Content starts

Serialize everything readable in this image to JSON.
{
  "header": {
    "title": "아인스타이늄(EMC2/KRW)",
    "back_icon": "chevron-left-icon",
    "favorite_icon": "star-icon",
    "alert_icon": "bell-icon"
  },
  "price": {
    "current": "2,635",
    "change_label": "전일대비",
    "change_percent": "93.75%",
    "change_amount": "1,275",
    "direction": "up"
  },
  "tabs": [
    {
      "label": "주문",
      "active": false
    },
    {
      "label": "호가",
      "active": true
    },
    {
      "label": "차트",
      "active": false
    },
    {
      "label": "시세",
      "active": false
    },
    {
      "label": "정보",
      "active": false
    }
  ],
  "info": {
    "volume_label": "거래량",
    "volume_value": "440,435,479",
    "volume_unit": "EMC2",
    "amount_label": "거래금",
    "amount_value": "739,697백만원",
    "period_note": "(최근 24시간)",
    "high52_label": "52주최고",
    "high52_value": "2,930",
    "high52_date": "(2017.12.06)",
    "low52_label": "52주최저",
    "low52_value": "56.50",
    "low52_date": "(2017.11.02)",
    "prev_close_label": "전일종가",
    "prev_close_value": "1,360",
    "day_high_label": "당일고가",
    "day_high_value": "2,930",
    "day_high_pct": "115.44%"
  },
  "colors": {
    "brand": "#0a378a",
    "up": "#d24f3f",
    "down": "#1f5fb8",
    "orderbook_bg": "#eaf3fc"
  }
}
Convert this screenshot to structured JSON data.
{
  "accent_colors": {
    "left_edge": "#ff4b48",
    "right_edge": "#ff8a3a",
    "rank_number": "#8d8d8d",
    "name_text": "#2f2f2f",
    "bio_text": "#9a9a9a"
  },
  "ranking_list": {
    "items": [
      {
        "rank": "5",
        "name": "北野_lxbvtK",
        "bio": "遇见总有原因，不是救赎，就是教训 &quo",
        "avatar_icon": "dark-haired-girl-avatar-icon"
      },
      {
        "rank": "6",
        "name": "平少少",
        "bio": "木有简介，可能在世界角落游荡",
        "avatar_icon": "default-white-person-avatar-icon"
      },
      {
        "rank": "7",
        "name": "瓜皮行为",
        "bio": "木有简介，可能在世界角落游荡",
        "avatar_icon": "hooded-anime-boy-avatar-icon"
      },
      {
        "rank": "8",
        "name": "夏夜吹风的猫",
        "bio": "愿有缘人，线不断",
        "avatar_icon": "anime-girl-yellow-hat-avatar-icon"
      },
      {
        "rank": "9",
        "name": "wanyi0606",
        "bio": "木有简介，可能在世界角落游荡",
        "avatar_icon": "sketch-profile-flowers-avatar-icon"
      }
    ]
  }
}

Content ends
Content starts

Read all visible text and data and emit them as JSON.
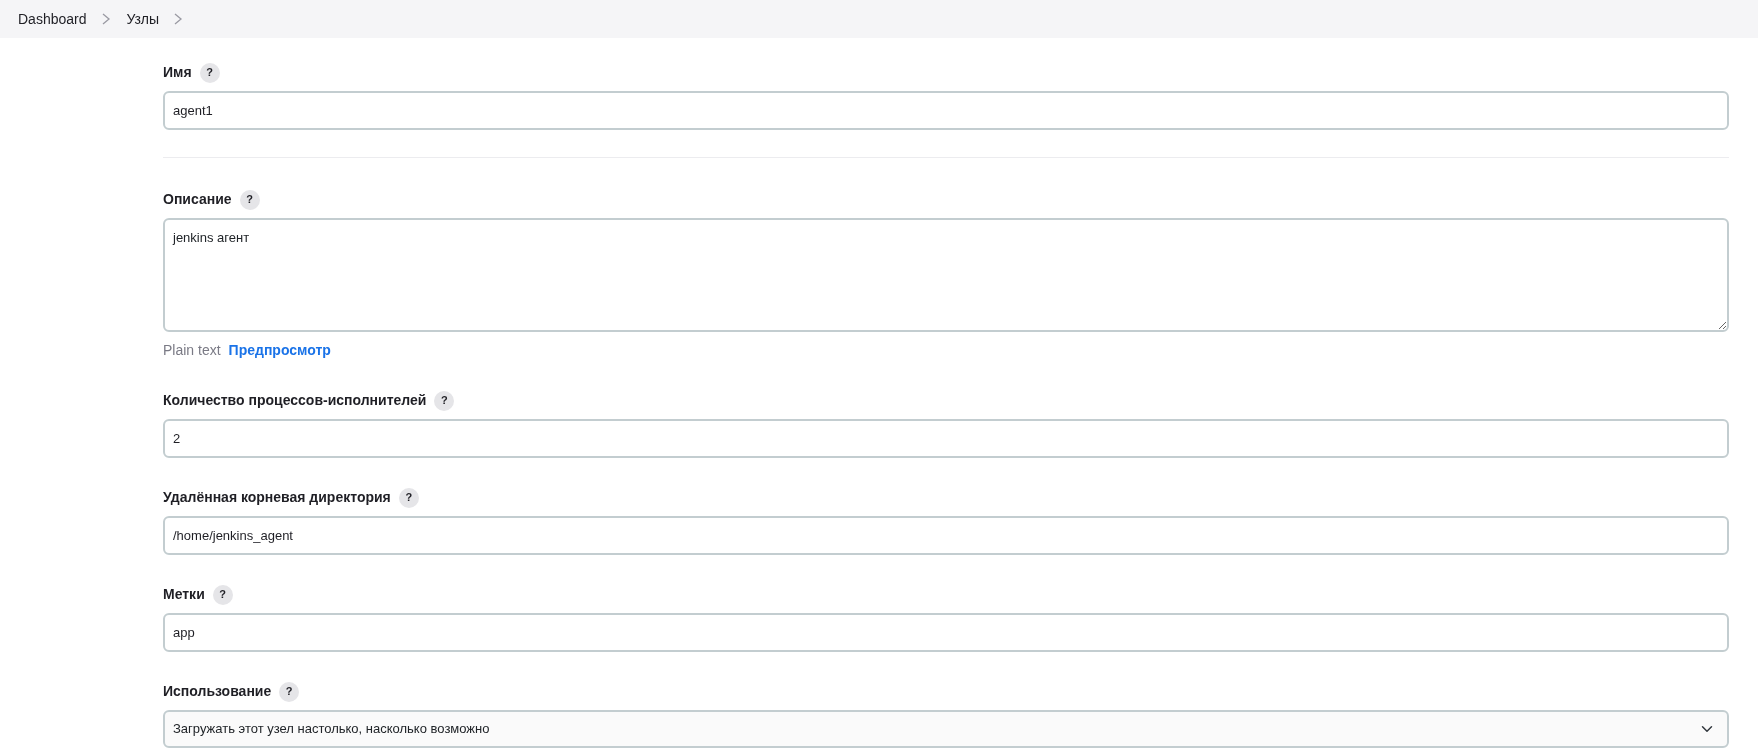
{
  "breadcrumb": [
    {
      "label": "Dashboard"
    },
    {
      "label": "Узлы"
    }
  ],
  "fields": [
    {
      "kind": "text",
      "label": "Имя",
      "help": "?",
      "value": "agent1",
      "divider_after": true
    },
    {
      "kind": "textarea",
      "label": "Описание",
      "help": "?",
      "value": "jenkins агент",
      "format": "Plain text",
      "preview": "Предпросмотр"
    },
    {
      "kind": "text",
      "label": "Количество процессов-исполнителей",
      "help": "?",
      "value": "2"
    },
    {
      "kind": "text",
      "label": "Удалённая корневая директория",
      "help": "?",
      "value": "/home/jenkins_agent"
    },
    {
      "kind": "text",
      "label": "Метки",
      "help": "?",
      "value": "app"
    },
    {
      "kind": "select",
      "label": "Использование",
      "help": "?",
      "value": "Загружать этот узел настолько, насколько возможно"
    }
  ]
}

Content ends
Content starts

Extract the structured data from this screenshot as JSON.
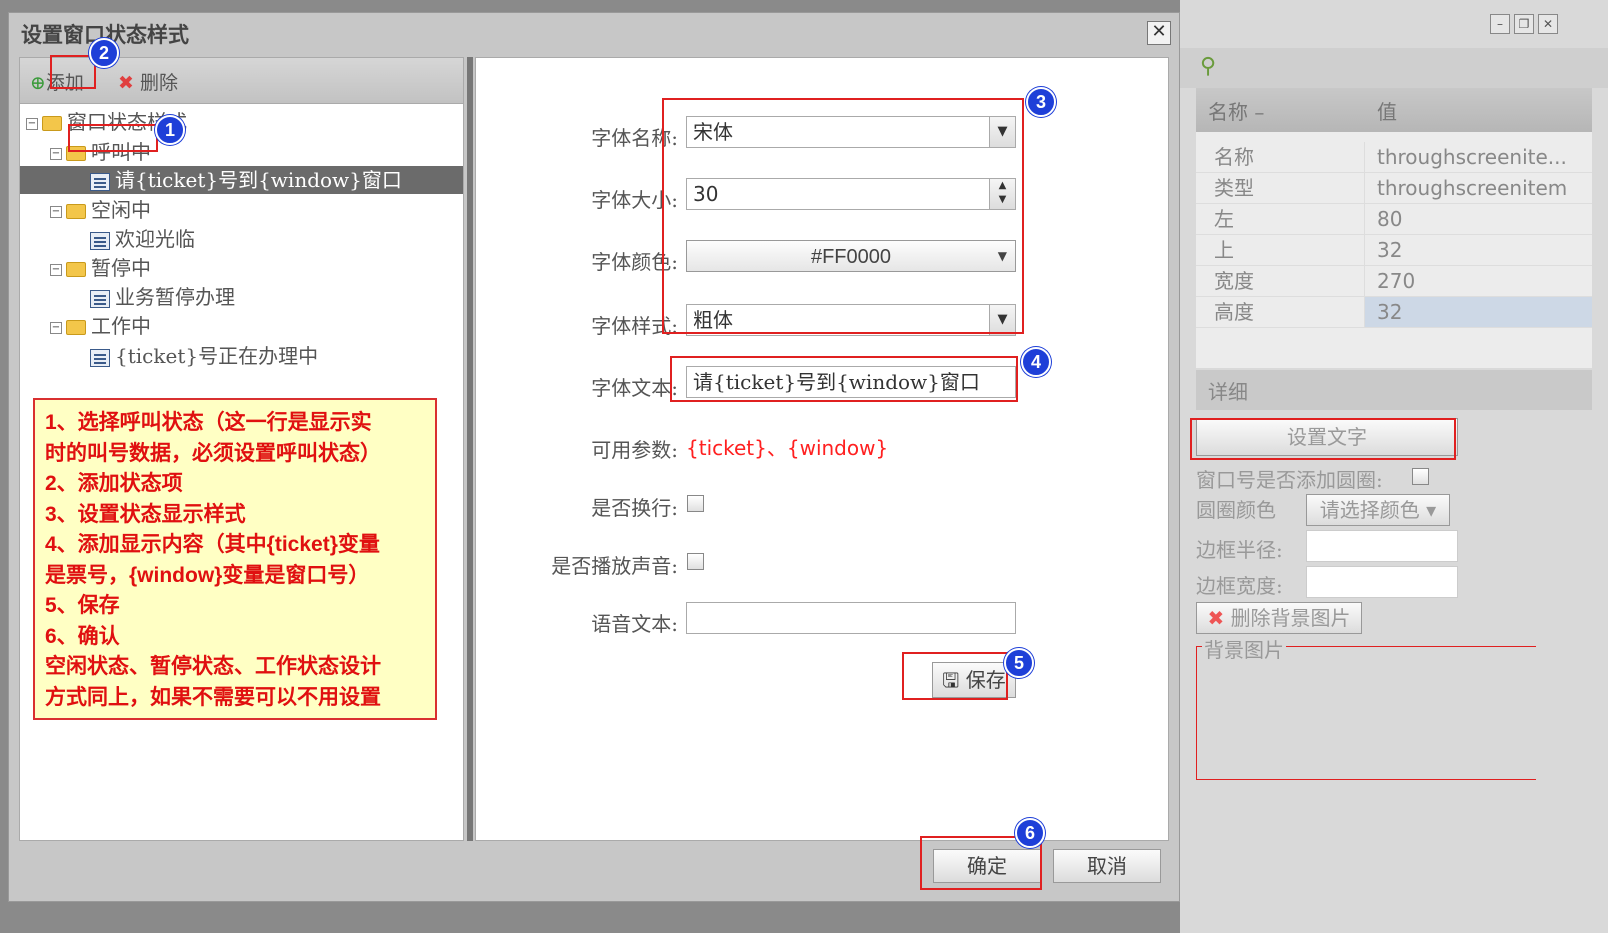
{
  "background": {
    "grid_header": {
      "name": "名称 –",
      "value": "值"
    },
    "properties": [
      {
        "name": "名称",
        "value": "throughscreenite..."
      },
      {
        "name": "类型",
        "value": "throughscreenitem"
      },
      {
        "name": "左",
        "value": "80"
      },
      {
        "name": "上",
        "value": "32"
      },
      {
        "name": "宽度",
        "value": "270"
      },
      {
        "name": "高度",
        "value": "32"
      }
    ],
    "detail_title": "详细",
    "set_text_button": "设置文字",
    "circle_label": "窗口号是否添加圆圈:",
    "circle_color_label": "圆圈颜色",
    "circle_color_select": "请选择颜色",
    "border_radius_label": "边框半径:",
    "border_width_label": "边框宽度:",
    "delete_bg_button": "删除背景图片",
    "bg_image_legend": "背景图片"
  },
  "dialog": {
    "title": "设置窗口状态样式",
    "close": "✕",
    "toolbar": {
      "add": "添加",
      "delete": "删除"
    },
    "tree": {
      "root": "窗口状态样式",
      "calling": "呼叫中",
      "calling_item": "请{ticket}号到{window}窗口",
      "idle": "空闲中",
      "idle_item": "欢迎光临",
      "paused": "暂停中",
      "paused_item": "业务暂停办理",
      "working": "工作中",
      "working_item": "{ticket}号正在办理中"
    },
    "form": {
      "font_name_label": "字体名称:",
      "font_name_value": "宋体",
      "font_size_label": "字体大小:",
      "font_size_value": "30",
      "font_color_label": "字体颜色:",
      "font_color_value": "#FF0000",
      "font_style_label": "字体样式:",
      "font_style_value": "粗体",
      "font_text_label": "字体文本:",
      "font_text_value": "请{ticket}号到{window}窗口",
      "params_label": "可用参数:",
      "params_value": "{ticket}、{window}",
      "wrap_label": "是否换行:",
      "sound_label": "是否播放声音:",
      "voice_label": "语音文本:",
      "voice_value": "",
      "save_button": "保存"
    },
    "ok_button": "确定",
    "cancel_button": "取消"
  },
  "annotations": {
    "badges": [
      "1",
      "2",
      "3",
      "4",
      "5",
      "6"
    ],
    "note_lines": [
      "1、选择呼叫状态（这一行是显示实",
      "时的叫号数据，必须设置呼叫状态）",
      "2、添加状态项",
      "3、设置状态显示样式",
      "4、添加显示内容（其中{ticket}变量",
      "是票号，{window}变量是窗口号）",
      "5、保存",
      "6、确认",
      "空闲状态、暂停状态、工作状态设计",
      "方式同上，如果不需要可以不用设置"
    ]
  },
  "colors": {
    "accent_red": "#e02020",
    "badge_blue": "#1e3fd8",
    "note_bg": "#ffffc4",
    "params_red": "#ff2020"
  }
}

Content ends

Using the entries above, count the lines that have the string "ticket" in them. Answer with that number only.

5